The executors counter with three arguments why the Comptroller should not prevail, which we find quite persuasive:
(i) The word "paid" may be regarded as the past tense of the verb "to pay." Alternatively, it may be the past participle of the verb "to pay." In the latter case, it may be passive or adjectival in nature and will imply no connotation of time. See B. Evans C. Evans, A Dictionary of Contemporary American Usage 353, 361 (1957); cf. M. Bryant, Current American Usage 160 (1962); Anthony P. Miller, Inc. v. Commissioner, 164 F.2d 268 (3d Cir. 1947), cert. denied, 333 U.S. 861 (1948); Estate of Slack, 86 Cal.App.2d 49, 53, 194 P.2d 61, 64 (1948); but cf. Giammattei v. Egan, 135 Conn. 666, 668, 68 A.2d 129-30 (1949).
While the passive participle is ordinarily used with some form of the verb "to be," this is not always the case. For example, a sign in a store window reading "Checks Cashed" clearly connotes that checks have been cashed in the past, are cashed presently, and will be cashed in the future.
(ii) The use of the word "paid" must be equated to its use in Int. Rev. Code of 1954, § 2011(a), which allows a credit for "the amount of any estate, inheritance, legacy, or succession taxes actually paid to any State. . . ." There is no connotation of time of payment; this is fixed by section 2011(c) as taxes actually paid for which credit is claimed within four years after the filing of the return.

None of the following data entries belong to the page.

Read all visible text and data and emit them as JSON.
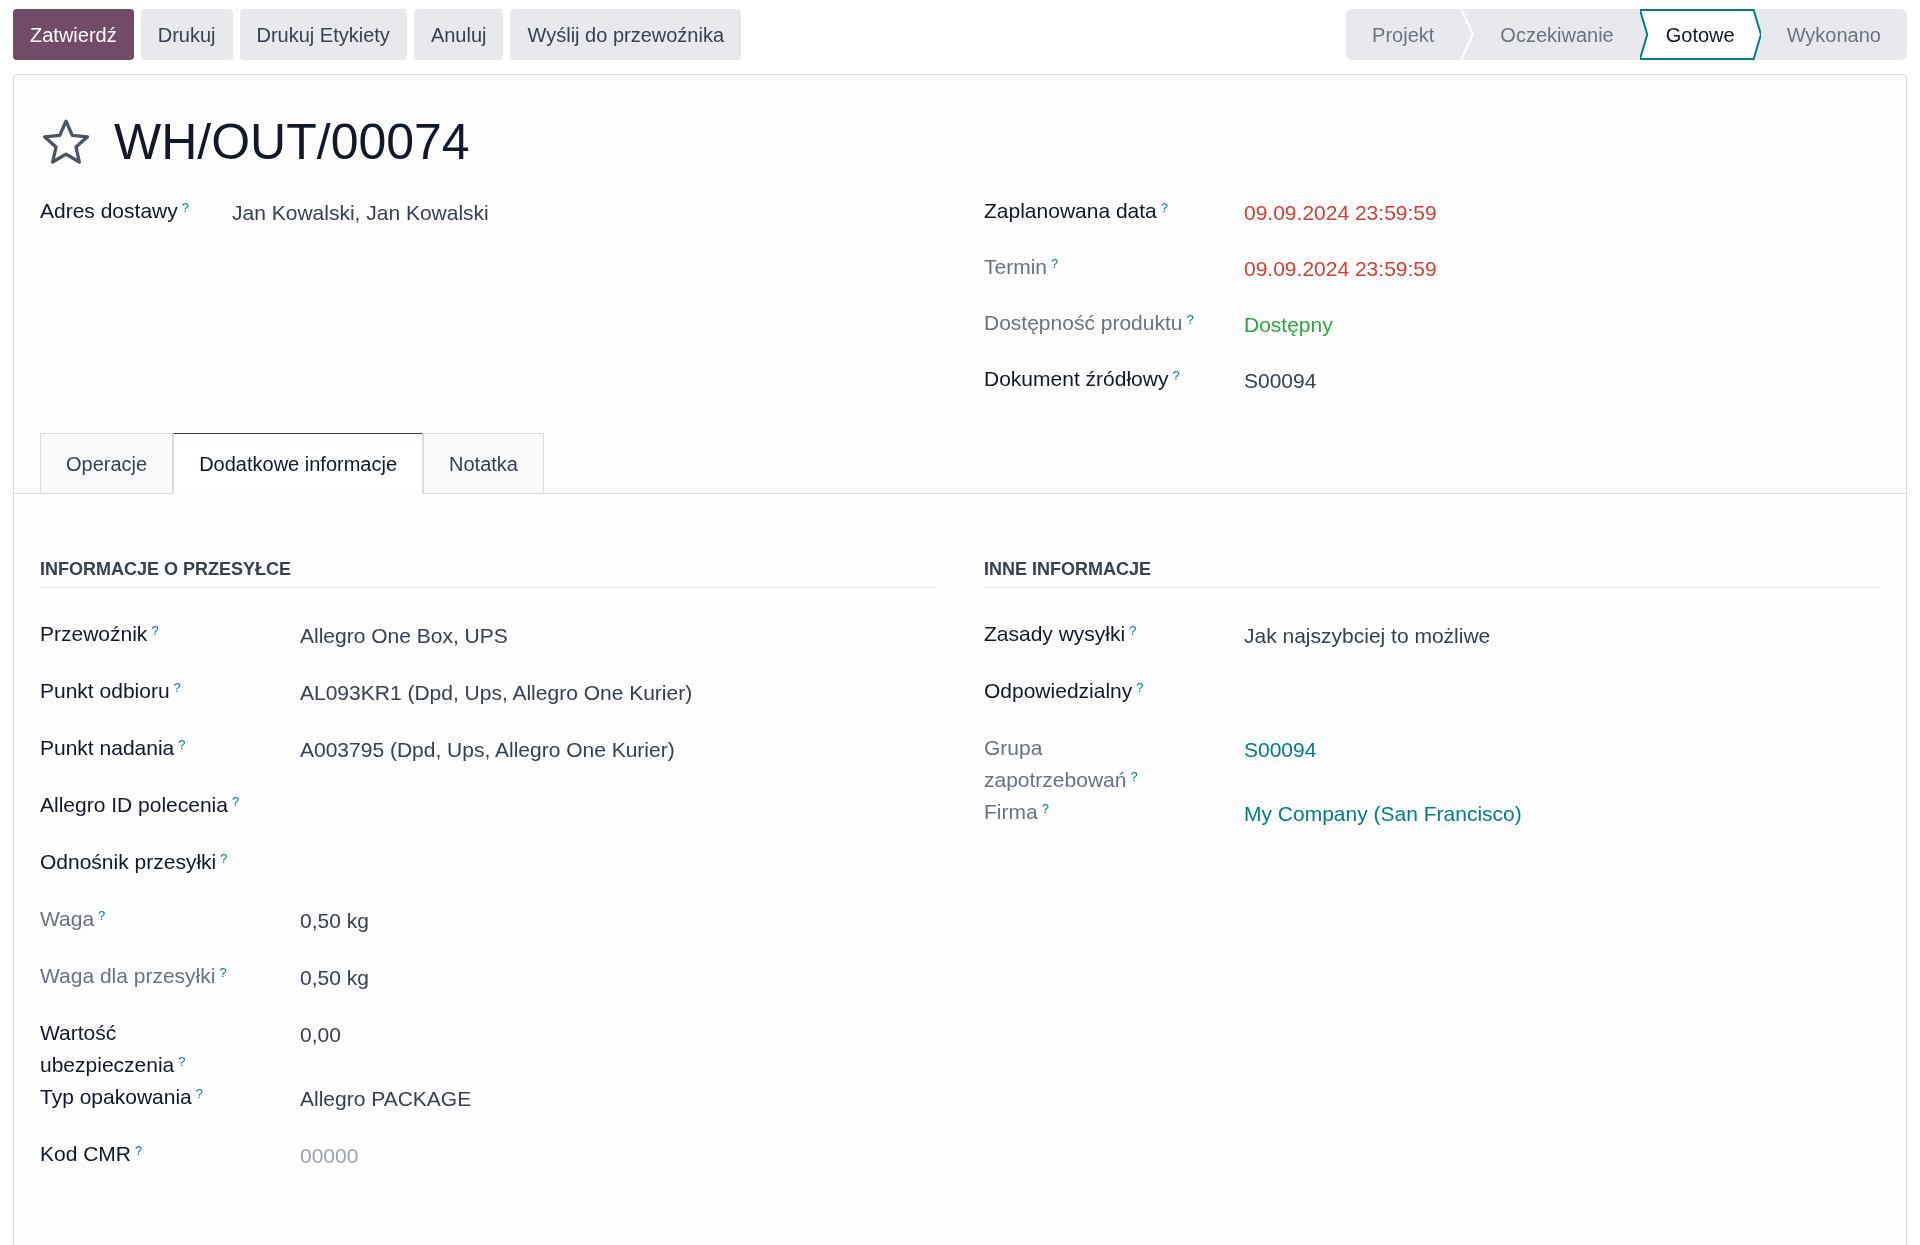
{
  "actions": [
    {
      "label": "Zatwierdź",
      "kind": "primary"
    },
    {
      "label": "Drukuj",
      "kind": "secondary"
    },
    {
      "label": "Drukuj Etykiety",
      "kind": "secondary"
    },
    {
      "label": "Anuluj",
      "kind": "secondary"
    },
    {
      "label": "Wyślij do przewoźnika",
      "kind": "secondary"
    }
  ],
  "stages": [
    {
      "label": "Projekt",
      "selected": false
    },
    {
      "label": "Oczekiwanie",
      "selected": false
    },
    {
      "label": "Gotowe",
      "selected": true
    },
    {
      "label": "Wykonano",
      "selected": false
    }
  ],
  "record": {
    "title": "WH/OUT/00074",
    "starred": false
  },
  "header_left": [
    {
      "label": "Adres dostawy",
      "kind": "strong",
      "help": "?",
      "value": "Jan Kowalski, Jan Kowalski",
      "color": "#374151"
    }
  ],
  "header_right": [
    {
      "label": "Zaplanowana data",
      "kind": "strong",
      "help": "?",
      "value": "09.09.2024 23:59:59",
      "color": "#d23f3a"
    },
    {
      "label": "Termin",
      "kind": "muted",
      "help": "?",
      "value": "09.09.2024 23:59:59",
      "color": "#d23f3a"
    },
    {
      "label": "Dostępność produktu",
      "kind": "muted",
      "help": "?",
      "value": "Dostępny",
      "color": "#28a745"
    },
    {
      "label": "Dokument źródłowy",
      "kind": "strong",
      "help": "?",
      "value": "S00094",
      "color": "#374151"
    }
  ],
  "tabs": [
    {
      "label": "Operacje",
      "selected": false
    },
    {
      "label": "Dodatkowe informacje",
      "selected": true
    },
    {
      "label": "Notatka",
      "selected": false
    }
  ],
  "sections": [
    {
      "title": "INFORMACJE O PRZESYŁCE",
      "fields": [
        {
          "label": "Przewoźnik",
          "kind": "strong",
          "help": "?",
          "value": "Allegro One Box, UPS",
          "color": "#374151"
        },
        {
          "label": "Punkt odbioru",
          "kind": "strong",
          "help": "?",
          "value": "AL093KR1 (Dpd, Ups, Allegro One Kurier)",
          "color": "#374151"
        },
        {
          "label": "Punkt nadania",
          "kind": "strong",
          "help": "?",
          "value": "A003795 (Dpd, Ups, Allegro One Kurier)",
          "color": "#374151"
        },
        {
          "label": "Allegro ID polecenia",
          "kind": "strong",
          "help": "?"
        },
        {
          "label": "Odnośnik przesyłki",
          "kind": "strong",
          "help": "?"
        },
        {
          "label": "Waga",
          "kind": "muted",
          "help": "?",
          "value": "0,50 kg",
          "color": "#374151"
        },
        {
          "label": "Waga dla przesyłki",
          "kind": "muted",
          "help": "?",
          "value": "0,50 kg",
          "color": "#374151"
        },
        {
          "label": "Wartość ubezpieczenia",
          "kind": "strong",
          "help": "?",
          "value": "0,00",
          "color": "#374151"
        },
        {
          "label": "Typ opakowania",
          "kind": "strong",
          "help": "?",
          "value": "Allegro PACKAGE",
          "color": "#374151"
        },
        {
          "label": "Kod CMR",
          "kind": "strong",
          "help": "?",
          "placeholder": "00000"
        }
      ]
    },
    {
      "title": "INNE INFORMACJE",
      "fields": [
        {
          "label": "Zasady wysyłki",
          "kind": "strong",
          "help": "?",
          "value": "Jak najszybciej to możliwe",
          "color": "#374151"
        },
        {
          "label": "Odpowiedzialny",
          "kind": "strong",
          "help": "?"
        },
        {
          "label": "Grupa zapotrzebowań",
          "kind": "muted",
          "help": "?",
          "value": "S00094",
          "color": "#017e84"
        },
        {
          "label": "Firma",
          "kind": "muted",
          "help": "?",
          "value": "My Company (San Francisco)",
          "color": "#017e84"
        }
      ]
    }
  ]
}
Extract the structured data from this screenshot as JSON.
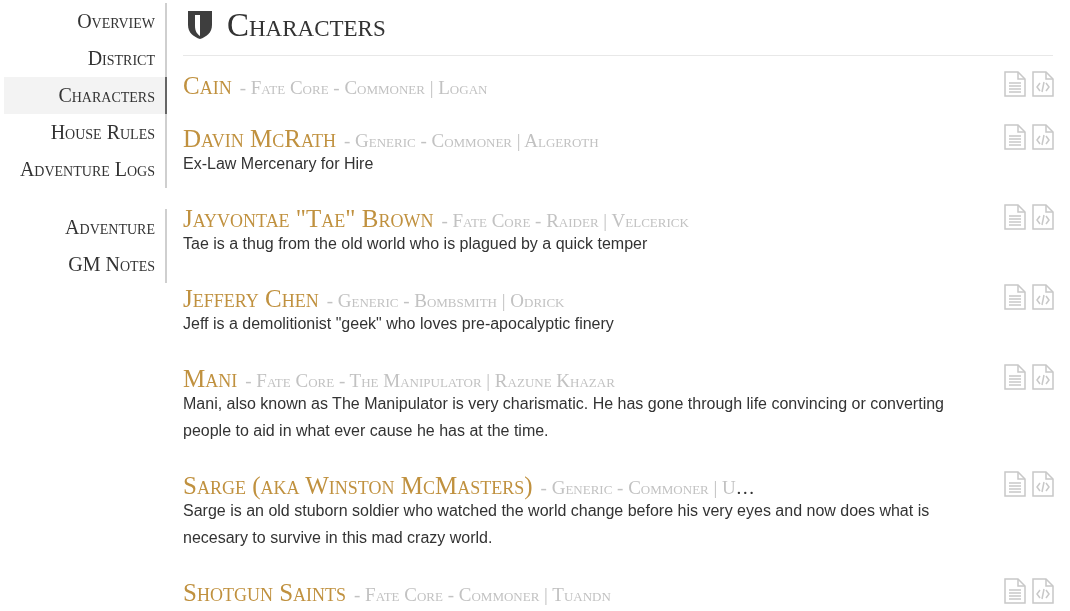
{
  "nav_groups": [
    [
      {
        "label": "Overview",
        "selected": false
      },
      {
        "label": "District",
        "selected": false
      },
      {
        "label": "Characters",
        "selected": true
      },
      {
        "label": "House Rules",
        "selected": false
      },
      {
        "label": "Adventure Logs",
        "selected": false
      }
    ],
    [
      {
        "label": "Adventure",
        "selected": false
      },
      {
        "label": "GM Notes",
        "selected": false
      }
    ]
  ],
  "page_title": "Characters",
  "characters": [
    {
      "name": "Cain",
      "meta": "- Fate Core - Commoner | Logan"
    },
    {
      "name": "Davin McRath",
      "meta": "- Generic - Commoner | Algeroth",
      "description": "Ex-Law Mercenary for Hire"
    },
    {
      "name": "Jayvontae \"Tae\" Brown",
      "meta": "- Fate Core - Raider | Velcerick",
      "description": "Tae is a thug from the old world who is plagued by a quick temper"
    },
    {
      "name": "Jeffery Chen",
      "meta": "- Generic - Bombsmith | Odrick",
      "description": "Jeff is a demolitionist \"geek\" who loves pre-apocalyptic finery"
    },
    {
      "name": "Mani",
      "meta": "- Fate Core - The Manipulator | Razune Khazar",
      "description": "Mani, also known as The Manipulator is very charismatic. He has gone through life convincing or converting people to aid in what ever cause he has at the time."
    },
    {
      "name": "Sarge (aka Winston McMasters)",
      "meta": "- Generic - Commoner | U",
      "meta_ellipsis": "…",
      "description": "Sarge is an old stuborn soldier who watched the world change before his very eyes and now does what is necesary to survive in this mad crazy world."
    },
    {
      "name": "Shotgun Saints",
      "meta": "- Fate Core - Commoner | Tuandn"
    }
  ]
}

It should be kept in mind that an ultimate determination of Maryland estate tax liability must await the final determination of federal estate tax due. The Maryland estate tax "is fully subordinated to and controlled by the operation of the Federal Estate Tax," 42 Op. Att'y Gen. 369, 371 (1957); 38 Op. Att'y Gen. 295 (1953). Further evidence of the Maryland estate tax's dependence upon the federal estate tax scheme may be gleaned from an examination of Code (1957, 1972 Repl. Vol.) Art. 62A, § 3, 62A, § 7, 62A, § 8, 62A, § 11.

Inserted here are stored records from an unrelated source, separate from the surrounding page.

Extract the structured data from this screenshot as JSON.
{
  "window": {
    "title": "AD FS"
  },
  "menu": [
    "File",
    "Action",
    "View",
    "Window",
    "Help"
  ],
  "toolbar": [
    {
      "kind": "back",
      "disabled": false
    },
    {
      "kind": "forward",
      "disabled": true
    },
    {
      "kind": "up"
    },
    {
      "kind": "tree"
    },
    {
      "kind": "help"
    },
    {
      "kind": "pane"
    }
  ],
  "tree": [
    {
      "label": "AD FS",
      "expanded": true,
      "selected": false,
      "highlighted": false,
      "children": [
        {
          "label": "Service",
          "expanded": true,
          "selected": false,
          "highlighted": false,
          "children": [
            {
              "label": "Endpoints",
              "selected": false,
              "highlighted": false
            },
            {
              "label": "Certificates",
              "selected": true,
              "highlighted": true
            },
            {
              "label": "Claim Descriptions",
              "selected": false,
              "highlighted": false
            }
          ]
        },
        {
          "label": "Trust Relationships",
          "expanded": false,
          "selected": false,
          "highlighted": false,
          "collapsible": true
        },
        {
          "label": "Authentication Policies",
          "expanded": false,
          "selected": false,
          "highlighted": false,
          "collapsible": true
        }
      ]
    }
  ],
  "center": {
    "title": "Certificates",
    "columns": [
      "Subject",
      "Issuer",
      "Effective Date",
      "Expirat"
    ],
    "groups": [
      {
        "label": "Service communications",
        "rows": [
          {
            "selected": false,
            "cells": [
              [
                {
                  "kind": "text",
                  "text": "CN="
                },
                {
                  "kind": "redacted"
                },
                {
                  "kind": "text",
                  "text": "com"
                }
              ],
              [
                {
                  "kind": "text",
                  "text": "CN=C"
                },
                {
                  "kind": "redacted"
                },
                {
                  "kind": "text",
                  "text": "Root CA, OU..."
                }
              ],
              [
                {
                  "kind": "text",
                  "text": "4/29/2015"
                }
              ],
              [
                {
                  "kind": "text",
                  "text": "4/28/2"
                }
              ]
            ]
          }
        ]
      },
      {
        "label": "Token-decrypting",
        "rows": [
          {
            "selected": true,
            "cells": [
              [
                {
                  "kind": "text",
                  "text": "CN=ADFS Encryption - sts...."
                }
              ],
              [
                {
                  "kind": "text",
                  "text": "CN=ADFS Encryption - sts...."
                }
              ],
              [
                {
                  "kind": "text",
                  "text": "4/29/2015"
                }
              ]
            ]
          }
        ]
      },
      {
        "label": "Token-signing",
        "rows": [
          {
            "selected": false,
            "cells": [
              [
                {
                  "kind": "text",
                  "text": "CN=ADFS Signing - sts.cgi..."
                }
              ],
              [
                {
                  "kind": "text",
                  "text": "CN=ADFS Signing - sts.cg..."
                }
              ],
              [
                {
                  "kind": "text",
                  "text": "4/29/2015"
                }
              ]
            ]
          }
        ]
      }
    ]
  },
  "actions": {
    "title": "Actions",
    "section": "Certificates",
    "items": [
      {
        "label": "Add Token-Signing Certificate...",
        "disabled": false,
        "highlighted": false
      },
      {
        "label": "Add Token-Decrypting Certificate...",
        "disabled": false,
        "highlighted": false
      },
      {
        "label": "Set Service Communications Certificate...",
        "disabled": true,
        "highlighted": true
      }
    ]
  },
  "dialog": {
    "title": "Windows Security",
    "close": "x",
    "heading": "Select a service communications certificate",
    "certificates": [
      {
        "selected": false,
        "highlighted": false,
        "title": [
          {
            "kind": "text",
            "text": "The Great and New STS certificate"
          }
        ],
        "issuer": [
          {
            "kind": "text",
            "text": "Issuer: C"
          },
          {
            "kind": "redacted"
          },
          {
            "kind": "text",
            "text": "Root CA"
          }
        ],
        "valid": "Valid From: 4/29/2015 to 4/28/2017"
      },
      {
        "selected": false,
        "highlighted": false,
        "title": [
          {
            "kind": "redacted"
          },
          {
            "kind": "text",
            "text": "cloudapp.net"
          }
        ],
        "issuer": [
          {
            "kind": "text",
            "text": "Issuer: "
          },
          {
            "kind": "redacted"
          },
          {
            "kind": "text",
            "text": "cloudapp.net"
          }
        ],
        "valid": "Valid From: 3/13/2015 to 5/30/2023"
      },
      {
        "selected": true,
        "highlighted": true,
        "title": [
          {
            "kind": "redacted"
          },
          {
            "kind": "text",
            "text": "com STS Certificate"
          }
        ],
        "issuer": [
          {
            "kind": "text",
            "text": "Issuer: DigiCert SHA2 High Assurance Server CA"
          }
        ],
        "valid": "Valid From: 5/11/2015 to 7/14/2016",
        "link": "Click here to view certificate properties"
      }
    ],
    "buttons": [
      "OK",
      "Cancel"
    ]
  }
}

(iii) The expression of legislative intent contained in the proviso which appears in Code (1957, 1972 Repl. Vol.) Art. 62A, § 2:
"[P]rovided, however, that such `Maryland estate tax' hereby imposed shall in no case exceed the extent to which its payment will effect a saving or diminution in the amount of the `federal estate tax' payable. . . ."
We think that the estate has the better of the argument. Code (1957, 1969 Repl. Vol.) Art. 81, § 152 and Code (1957, 1969 Repl. Vol.) Art. 93, § 7-307(a), do not require the payment of inheritance taxes until the estate is distributed, 56 Op. Att'y Gen. 371, 372 (1971); 40 Op. Att'y Gen. 558 (1955), at which time they must be paid. The executors had computed the amount, and could properly take credit for what was to be paid. To say that the statutory scheme required an overpayment of estate tax within 15 months after death, and the subsequent filing of a claim for refund, upon which no interest was payable once the inheritance tax had been paid, defies both reason and logic, and finds no support in Code (1957, 1972 Repl. Vol., 1973 Cum. Supp.) Art. 62A, § 5.
"The vesting of title of property in the transferee is the taxable incident of distribution in Maryland's system of inheritance taxation," 40 Op. Att'y Gen. 558, 560 (1955); Mercantile-Safe Deposit Trust Co. v. Register of Wills, 252 Md. 311, 316, 250 A.2d 76, 80 (1969); see also Code (1957, 1969 Repl. Vol.) Art. 93, § 7-307(a): "An inheritance tax due with respect to any legacy shall be paid at the time of accounting for its distribution."
Judgment reversed, judgment for costs entered in favor of defendants below, appellants here.
Costs on appeal to be paid by appellee.